King reveals 'real differences' at Bank over inflation

 

Bank of England Governor Mervyn King has admitted 'real differences' between MPC members on the direction for inflation in his letter to the Chancellor explaining above-target price rises.

Mervyn King and The Bank of England composite

King pin: The Bank governor admitted the MPC members held differing views.

Mr King was duty bound to write to Chancellor George Osborne after inflation by the official Consumer Price Index was confirmed at 4% in January.

In the letter, Mr King said: 'There is a great deal of uncertainty about the medium-term outlook for inflation. And I do not wish to conceal that there are real differences of view within the Committee, reflecting different judgements about the risks to that outlook.'

Mr King said that the Bank expects inflation to rise even further, to between 4% and 5% over the next few months, and that it may take as long as three years before it is brought back to target.

He said: 'The MPC's-central judgement, under the assumption that Bank Rate increases in line with market expectations, remains that, as the temporary effects of the factors wane, inflation will fall back so that it is about as likely to be above the target as below it two to three years ahead.'

Those 'temporary factors' include a higher rate of VAT, a weaker pound, which means British buyers have to spend more to get the same imported goods, and higher commodity (gas, electricity an petrol) prices.

The Bank has long-argued that these effects will ebb away and, coupled with an expected slowdown in the economy as public spending cuts take hold, this will pull inflation lower. However, the letter sent this week indicates that Monetary Policy Committee members now acknowledge the risk that higher prices may be here to stay.

Market Stall

More on rising inflation:

›› Inflation running at 2% above Bank target
›› January CPI at 4%: What the experts say

 

Mr King wrote: 'Members of the Committee hold differing views about the risks to inflation in the medium term. On the downside, the main risk is that the substantial margin of spare capacity will cause inflation to fall below target in the medium term.
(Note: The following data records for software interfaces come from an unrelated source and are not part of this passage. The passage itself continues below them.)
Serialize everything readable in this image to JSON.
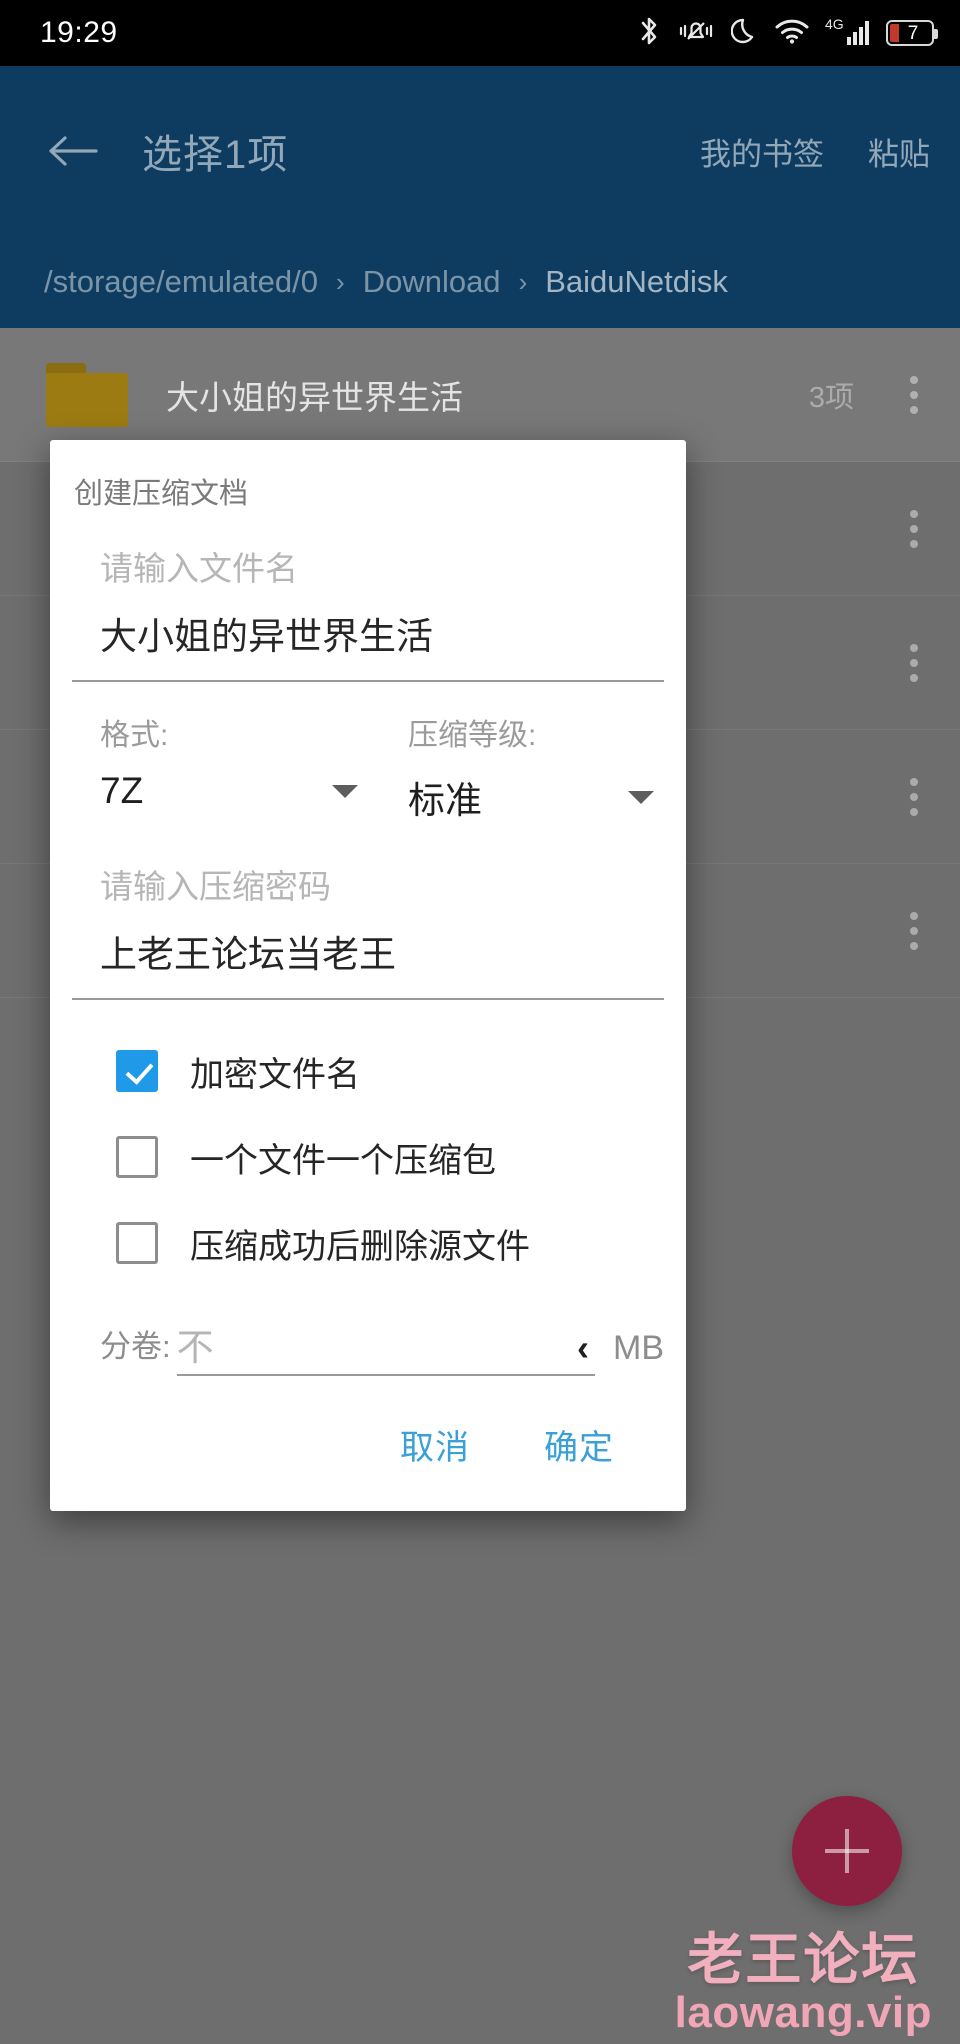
{
  "status_bar": {
    "time": "19:29",
    "icons": [
      "bluetooth-icon",
      "vibrate-mute-icon",
      "dnd-moon-icon",
      "wifi-icon",
      "signal-4g-icon",
      "battery-icon"
    ],
    "network_type": "4G",
    "battery_level": "7"
  },
  "app_bar": {
    "back_icon": "back-arrow-icon",
    "title": "选择1项",
    "actions": [
      {
        "label": "我的书签"
      },
      {
        "label": "粘贴"
      }
    ],
    "breadcrumb": {
      "separator": "›",
      "parts": [
        "/storage/emulated/0",
        "Download",
        "BaiduNetdisk"
      ]
    },
    "background_color": "#0e3c61"
  },
  "file_list": {
    "rows": [
      {
        "icon": "folder-icon",
        "name": "大小姐的异世界生活",
        "meta": "3项",
        "selected": true
      },
      {
        "icon": "file-icon",
        "name": "",
        "meta": "",
        "selected": false
      },
      {
        "icon": "file-icon",
        "name": "",
        "meta": "",
        "selected": false
      },
      {
        "icon": "file-icon",
        "name": "",
        "meta": "",
        "selected": false
      },
      {
        "icon": "file-icon",
        "name": "",
        "meta": "",
        "selected": false
      }
    ]
  },
  "fab": {
    "icon": "plus-icon"
  },
  "watermark": {
    "line1": "老王论坛",
    "line2": "laowang.vip",
    "color": "#f2b0bf"
  },
  "dialog": {
    "title": "创建压缩文档",
    "filename": {
      "placeholder": "请输入文件名",
      "value": "大小姐的异世界生活"
    },
    "format": {
      "label": "格式:",
      "value": "7Z"
    },
    "level": {
      "label": "压缩等级:",
      "value": "标准"
    },
    "password": {
      "placeholder": "请输入压缩密码",
      "value": "上老王论坛当老王"
    },
    "checkboxes": [
      {
        "label": "加密文件名",
        "checked": true
      },
      {
        "label": "一个文件一个压缩包",
        "checked": false
      },
      {
        "label": "压缩成功后删除源文件",
        "checked": false
      }
    ],
    "volume": {
      "label": "分卷:",
      "value": "不",
      "chevron": "‹",
      "unit": "MB"
    },
    "buttons": {
      "cancel": "取消",
      "confirm": "确定"
    },
    "accent_color": "#3aa0d8"
  }
}
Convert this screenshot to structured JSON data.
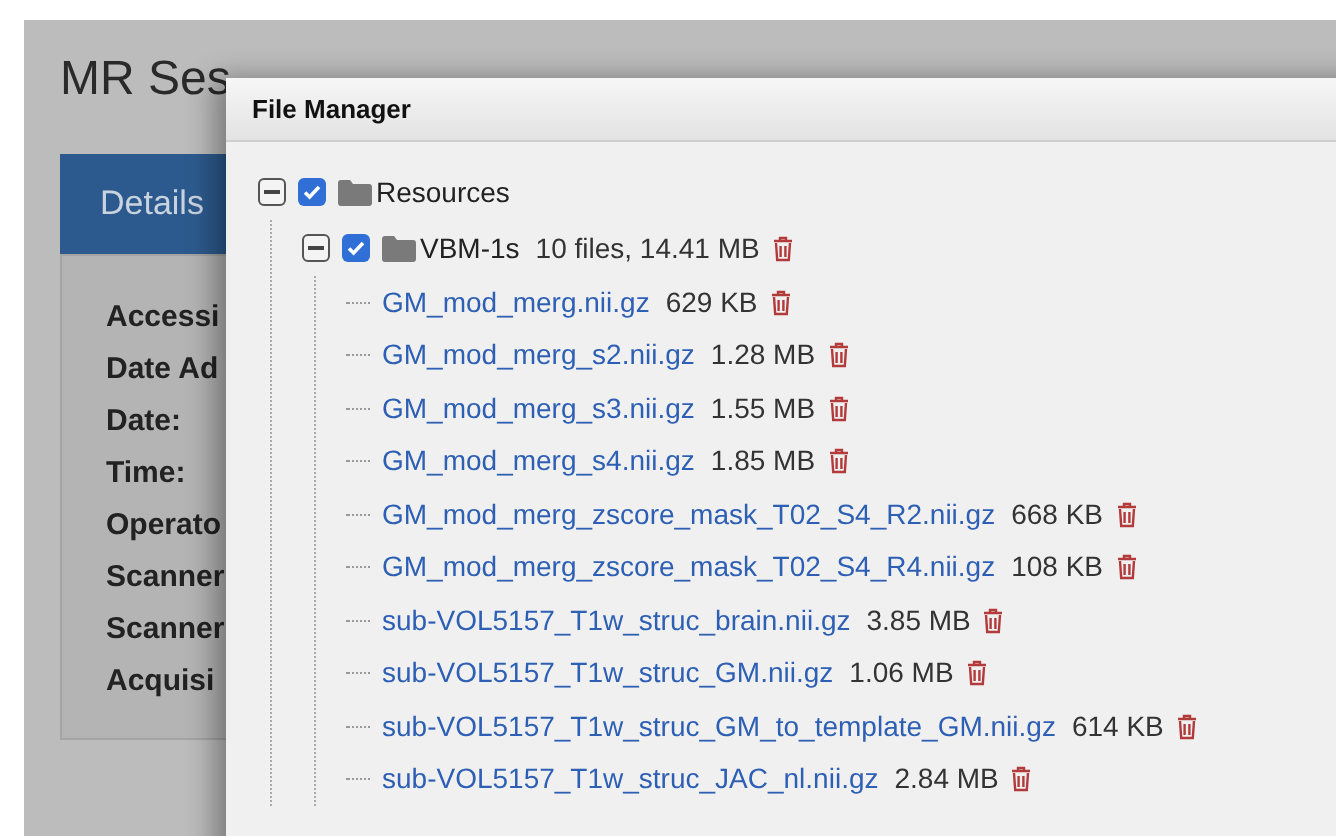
{
  "page": {
    "title": "MR Ses",
    "tabs": [
      {
        "label": "Details",
        "selected": true
      }
    ],
    "field_labels": [
      "Accessi",
      "Date Ad",
      "Date:",
      "Time:",
      "Operato",
      "Scanner",
      "Scanner",
      "Acquisi"
    ]
  },
  "file_manager": {
    "title": "File Manager",
    "tree": [
      {
        "kind": "folder",
        "name": "Resources",
        "expanded": true,
        "checked": true,
        "children": [
          {
            "kind": "folder",
            "name": "VBM-1s",
            "info": "10 files, 14.41 MB",
            "expanded": true,
            "checked": true,
            "children": [
              {
                "kind": "file",
                "name": "GM_mod_merg.nii.gz",
                "size": "629 KB"
              },
              {
                "kind": "file",
                "name": "GM_mod_merg_s2.nii.gz",
                "size": "1.28 MB"
              },
              {
                "kind": "file",
                "name": "GM_mod_merg_s3.nii.gz",
                "size": "1.55 MB"
              },
              {
                "kind": "file",
                "name": "GM_mod_merg_s4.nii.gz",
                "size": "1.85 MB"
              },
              {
                "kind": "file",
                "name": "GM_mod_merg_zscore_mask_T02_S4_R2.nii.gz",
                "size": "668 KB"
              },
              {
                "kind": "file",
                "name": "GM_mod_merg_zscore_mask_T02_S4_R4.nii.gz",
                "size": "108 KB"
              },
              {
                "kind": "file",
                "name": "sub-VOL5157_T1w_struc_brain.nii.gz",
                "size": "3.85 MB"
              },
              {
                "kind": "file",
                "name": "sub-VOL5157_T1w_struc_GM.nii.gz",
                "size": "1.06 MB"
              },
              {
                "kind": "file",
                "name": "sub-VOL5157_T1w_struc_GM_to_template_GM.nii.gz",
                "size": "614 KB"
              },
              {
                "kind": "file",
                "name": "sub-VOL5157_T1w_struc_JAC_nl.nii.gz",
                "size": "2.84 MB"
              }
            ]
          }
        ]
      }
    ]
  }
}
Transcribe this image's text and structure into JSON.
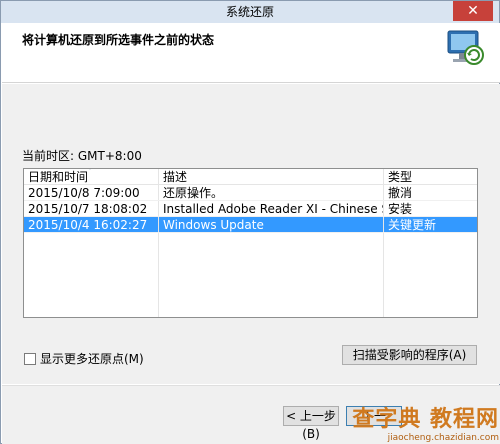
{
  "window": {
    "title": "系统还原",
    "close_glyph": "✕"
  },
  "header": {
    "heading": "将计算机还原到所选事件之前的状态",
    "icon": "system-restore-icon"
  },
  "timezone": "当前时区: GMT+8:00",
  "list": {
    "columns": [
      "日期和时间",
      "描述",
      "类型"
    ],
    "rows": [
      [
        "2015/10/8 7:09:00",
        "还原操作。",
        "撤消"
      ],
      [
        "2015/10/7 18:08:02",
        "Installed Adobe Reader XI - Chinese Simplified.",
        "安装"
      ],
      [
        "2015/10/4 16:02:27",
        "Windows Update",
        "关键更新"
      ]
    ],
    "selected_row": 2
  },
  "options": {
    "show_more": "显示更多还原点(M)",
    "scan": "扫描受影响的程序(A)"
  },
  "footer": {
    "back": "< 上一步(B)",
    "next": "下一"
  },
  "watermark": {
    "line1": "查字典 教程网",
    "line2": "jiaocheng.chazidian.com"
  },
  "colors": {
    "selection": "#3399ff",
    "titlebar": "#d9e4f1",
    "body": "#f0f0f0"
  }
}
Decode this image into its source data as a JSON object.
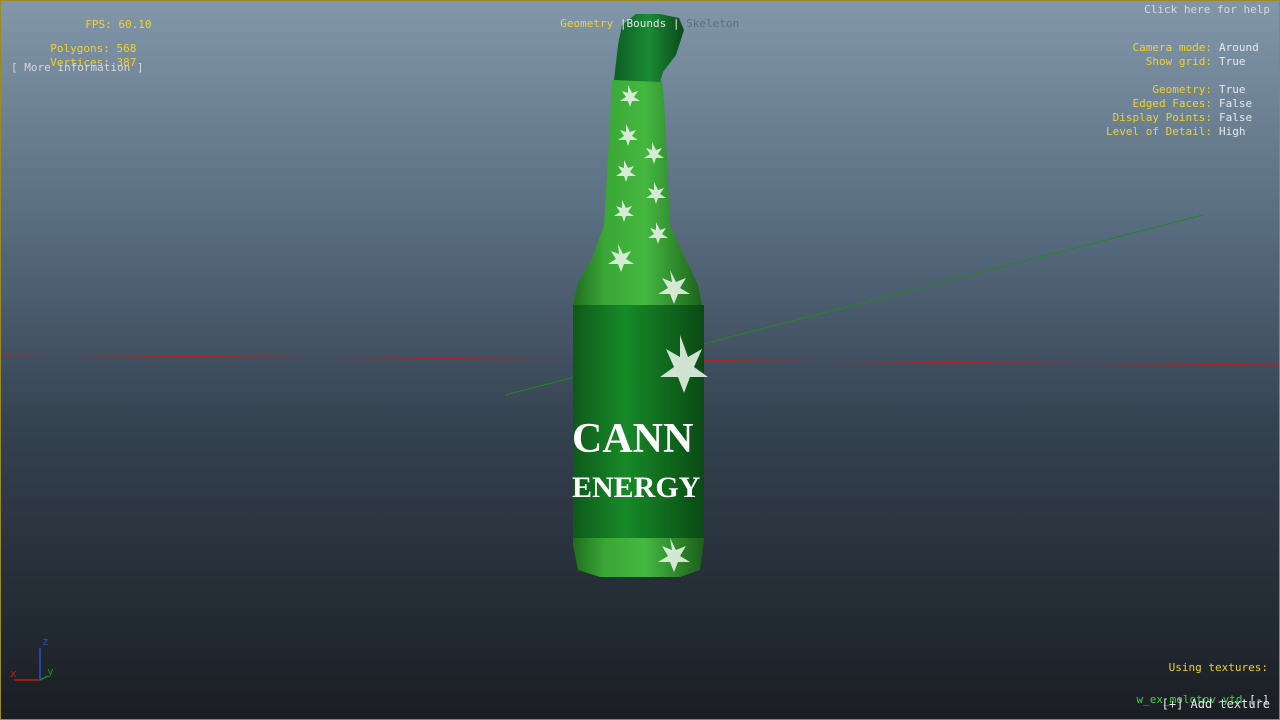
{
  "hud": {
    "fps_label": "FPS:",
    "fps_value": "60.10",
    "polygons_label": "Polygons:",
    "polygons_value": "568",
    "vertices_label": "Vertices:",
    "vertices_value": "387",
    "more_info": "[ More information ]",
    "help": "Click here for help"
  },
  "tabs": [
    {
      "label": "Geometry",
      "state": "active"
    },
    {
      "label": "Bounds",
      "state": "normal"
    },
    {
      "label": "Skeleton",
      "state": "disabled"
    }
  ],
  "tab_separator": "|",
  "settings": [
    {
      "label": "Camera mode:",
      "value": "Around"
    },
    {
      "label": "Show grid:",
      "value": "True"
    },
    {
      "label": "Geometry:",
      "value": "True"
    },
    {
      "label": "Edged Faces:",
      "value": "False"
    },
    {
      "label": "Display Points:",
      "value": "False"
    },
    {
      "label": "Level of Detail:",
      "value": "High"
    }
  ],
  "textures": {
    "title": "Using textures:",
    "file": "w_ex_molotov.ytd",
    "remove": "[-]",
    "add": "[+] Add texture"
  },
  "axes": {
    "x": "x",
    "y": "y",
    "z": "z"
  },
  "model": {
    "label_line1": "CANN",
    "label_line2": "ENERGY"
  },
  "colors": {
    "hud_yellow": "#f2d02a",
    "hud_white": "#e8e8e8",
    "texture_green": "#3fd14a",
    "bottle_green": "#2f9a2c",
    "axis_red": "#b22222",
    "axis_green": "#1e8a1e",
    "axis_blue": "#2a4cd0"
  }
}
'That risk could be exacerbated if growth in the economy is weaker than expected, for example if household saving is higher than expected.

'Opposing these downside risks, there are also significant upside risks to the medium-term outlook for inflation. The period of above-target outturns for inflation could cause inflation expectations to move up and thereby affect wage and price setting. And import price inflation could remain elevated.'

The governor added that the MPC stood ready to raise rates if the upward pressure on inflation increases.

He said: 'Every member of the Committee is conscious that there are large risks in both directions. And no one should be in any doubt that when the balance of risks requires it, every member of the Committee is determined to act to adjust policy in order to bring the risks back into balance.'

Following the granting of independence to the Bank of England in 1997, it has become a requirement of Bank governors to write to the Chancellor with an explanation if inflation veers more than one percentage point above or below its 2% target.